Pink Floyd – Never really got into them. I bought Dark Side of the Moon in the Summer of 1986, just before getting into punk. Force-feeding myself that overrated album with the much ballyhooed chart standing left a bad taste in my mouth. In 1989, as I was turning into an Art Rocker, another fellow at school taped me the “cool Floyd” of Piper. Yeah, I liked it, but it never struck me as the eighth wonder that so many people made it out to be. During the ’90s I gradually picked up their albums in the cutout bins, and my favorite of all would have to be Animals. I never really listened to The Wall until 1999 when I was wrapping up my ’70s major label completist phase.

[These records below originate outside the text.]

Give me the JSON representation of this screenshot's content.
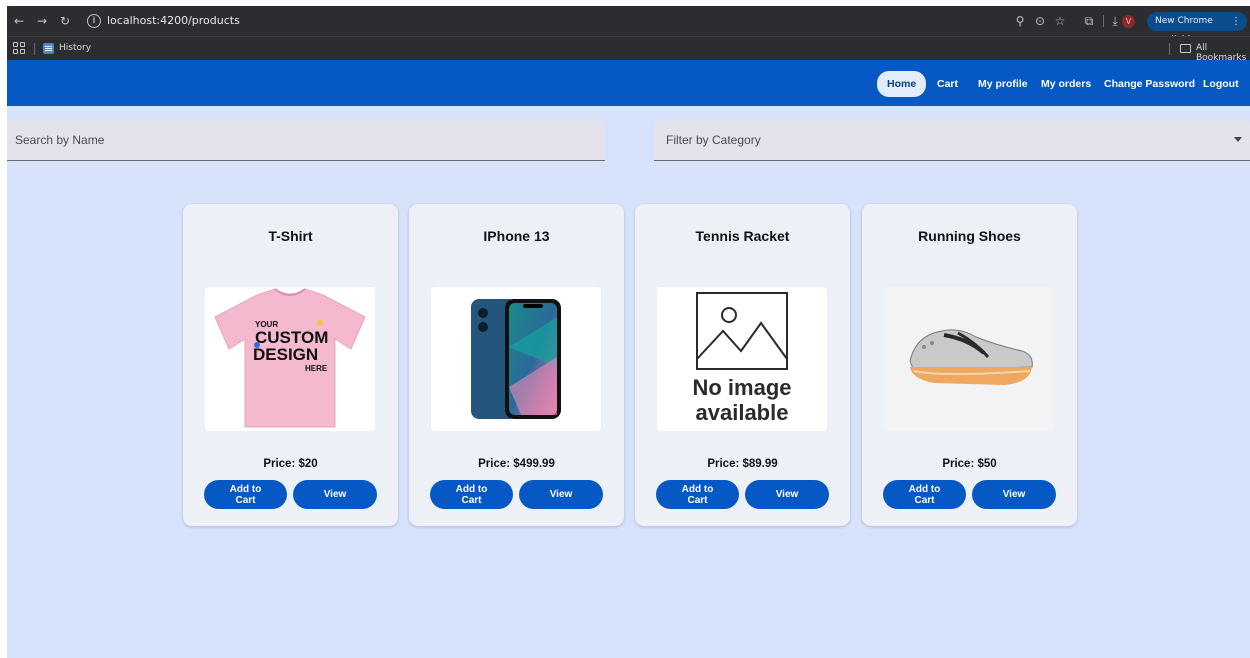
{
  "browser": {
    "url": "localhost:4200/products",
    "avatar_letter": "V",
    "new_chrome_label": "New Chrome available",
    "bookmarks": {
      "history": "History",
      "all_bookmarks": "All Bookmarks"
    }
  },
  "header": {
    "nav": [
      {
        "label": "Home",
        "active": true
      },
      {
        "label": "Cart"
      },
      {
        "label": "My profile"
      },
      {
        "label": "My orders"
      },
      {
        "label": "Change Password"
      },
      {
        "label": "Logout"
      }
    ]
  },
  "filters": {
    "search_placeholder": "Search by Name",
    "category_placeholder": "Filter by Category"
  },
  "products": [
    {
      "name": "T-Shirt",
      "price": "Price: $20",
      "image": "tshirt-image",
      "image_text": [
        "YOUR",
        "CUSTOM",
        "DESIGN",
        "HERE"
      ]
    },
    {
      "name": "IPhone 13",
      "price": "Price: $499.99",
      "image": "phone-image"
    },
    {
      "name": "Tennis Racket",
      "price": "Price: $89.99",
      "image": "no-image-placeholder",
      "image_text": [
        "No image",
        "available"
      ]
    },
    {
      "name": "Running Shoes",
      "price": "Price: $50",
      "image": "shoe-image"
    }
  ],
  "buttons": {
    "add_to_cart": "Add to Cart",
    "view": "View"
  },
  "colors": {
    "primary": "#0659c4",
    "page_bg": "#d6e3fb",
    "card_bg": "#eef0f8"
  }
}
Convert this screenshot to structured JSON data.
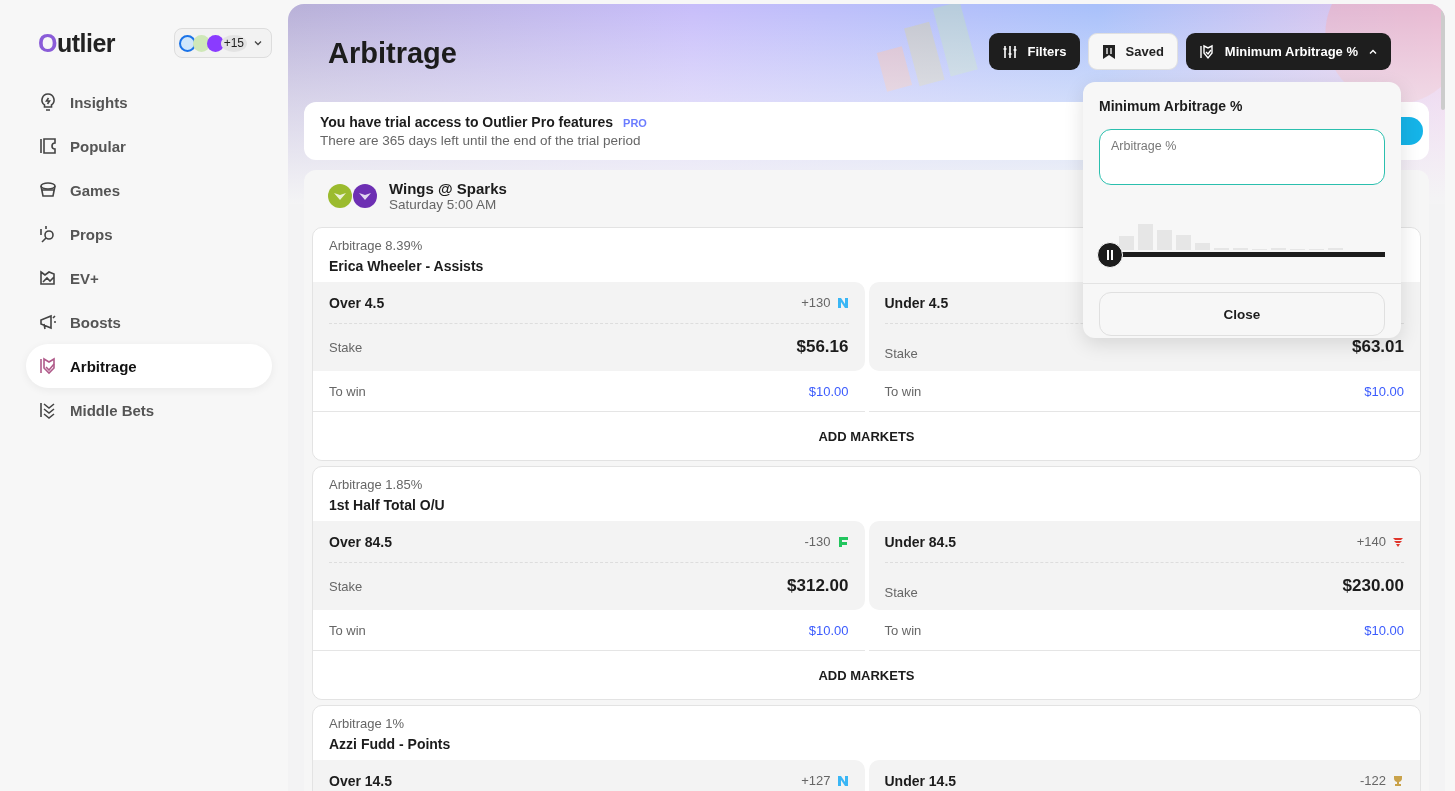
{
  "sidebar": {
    "logo": "Outlier",
    "books_more": "+15",
    "items": [
      {
        "label": "Insights",
        "selected": false
      },
      {
        "label": "Popular",
        "selected": false
      },
      {
        "label": "Games",
        "selected": false
      },
      {
        "label": "Props",
        "selected": false
      },
      {
        "label": "EV+",
        "selected": false
      },
      {
        "label": "Boosts",
        "selected": false
      },
      {
        "label": "Arbitrage",
        "selected": true
      },
      {
        "label": "Middle Bets",
        "selected": false
      }
    ]
  },
  "header": {
    "title": "Arbitrage",
    "buttons": [
      {
        "label": "Filters",
        "kind": "dark"
      },
      {
        "label": "Saved",
        "kind": "light"
      },
      {
        "label": "Minimum Arbitrage %",
        "kind": "dropdown",
        "expanded": true
      }
    ]
  },
  "trial": {
    "title": "You have trial access to Outlier Pro features",
    "badge": "PRO",
    "subtitle": "There are 365 days left until the end of the trial period"
  },
  "game": {
    "teams": [
      {
        "color": "#9bbb2e"
      },
      {
        "color": "#6d2fb3"
      }
    ],
    "title": "Wings @ Sparks",
    "time": "Saturday 5:00 AM"
  },
  "cards": [
    {
      "arbitrage": "Arbitrage 8.39%",
      "market": "Erica Wheeler - Assists",
      "sides": [
        {
          "label": "Over 4.5",
          "odds": "+130",
          "book": {
            "kind": "n",
            "color": "#3ab6f5"
          },
          "stake_label": "Stake",
          "stake": "$56.16",
          "win_label": "To win",
          "win": "$10.00"
        },
        {
          "label": "Under 4.5",
          "stake_label": "Stake",
          "stake": "$63.01",
          "win_label": "To win",
          "win": "$10.00"
        }
      ],
      "action": "ADD MARKETS"
    },
    {
      "arbitrage": "Arbitrage 1.85%",
      "market": "1st Half Total O/U",
      "sides": [
        {
          "label": "Over 84.5",
          "odds": "-130",
          "book": {
            "kind": "f",
            "color": "#22c55e"
          },
          "stake_label": "Stake",
          "stake": "$312.00",
          "win_label": "To win",
          "win": "$10.00"
        },
        {
          "label": "Under 84.5",
          "odds": "+140",
          "book": {
            "kind": "flag",
            "color": "#e0352b"
          },
          "stake_label": "Stake",
          "stake": "$230.00",
          "win_label": "To win",
          "win": "$10.00"
        }
      ],
      "action": "ADD MARKETS"
    },
    {
      "arbitrage": "Arbitrage 1%",
      "market": "Azzi Fudd - Points",
      "sides": [
        {
          "label": "Over 14.5",
          "odds": "+127",
          "book": {
            "kind": "n",
            "color": "#3ab6f5"
          }
        },
        {
          "label": "Under 14.5",
          "odds": "-122",
          "book": {
            "kind": "trophy",
            "color": "#c9a24a"
          }
        }
      ]
    }
  ],
  "popover": {
    "title": "Minimum Arbitrage %",
    "placeholder": "Arbitrage %",
    "slider": {
      "level": 0
    },
    "close": "Close"
  }
}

I played it in the car whilst cruising around with this death rock couple that I used to third wheel with, and the guy knew all the lyrics. It annoyed me how so many of these younger goth and metal people would be so bread on the overreaching mediocrity of The Wall, yet be clueless in regards to ambitious double-album masterworks like Quadrophenia and The Lamb Lies Down on Broadway.


March 2, 2008

Flash were a classic case of “lightning in a bottle” – a phenomenal first album, a fine follow-up, and a mediocre third.

Peter Banks, an avowed Pete Townshend worshiper, was unique amongst the post-Robert Fripp school of eclectic six-string virtuosos in that he retained the raw rhythmics of his mid-’60s mod roots, interchanging thunderous riffage with jazzy scales and acoustic filigree with the most spontaneous of ease. Colin Carter’s adenoidal vocal delivery could be a mixed blessing, emotively dramatic at its best yet strained and affected at its worst, and one could say that he was thee British vocalist to foreshadow the clumsy histrionics of many a stateside shrieker. But above all, Flash flew by the tightness of their material, which displayed an uncanny knack for pivoting the most disparate of thematic movements with smooth and satisfying ease, as the many corridors of their greatest songs – “Small Beginnings”, “Children of the Universe” and “Dreams of Heaven” – compellingly bear out.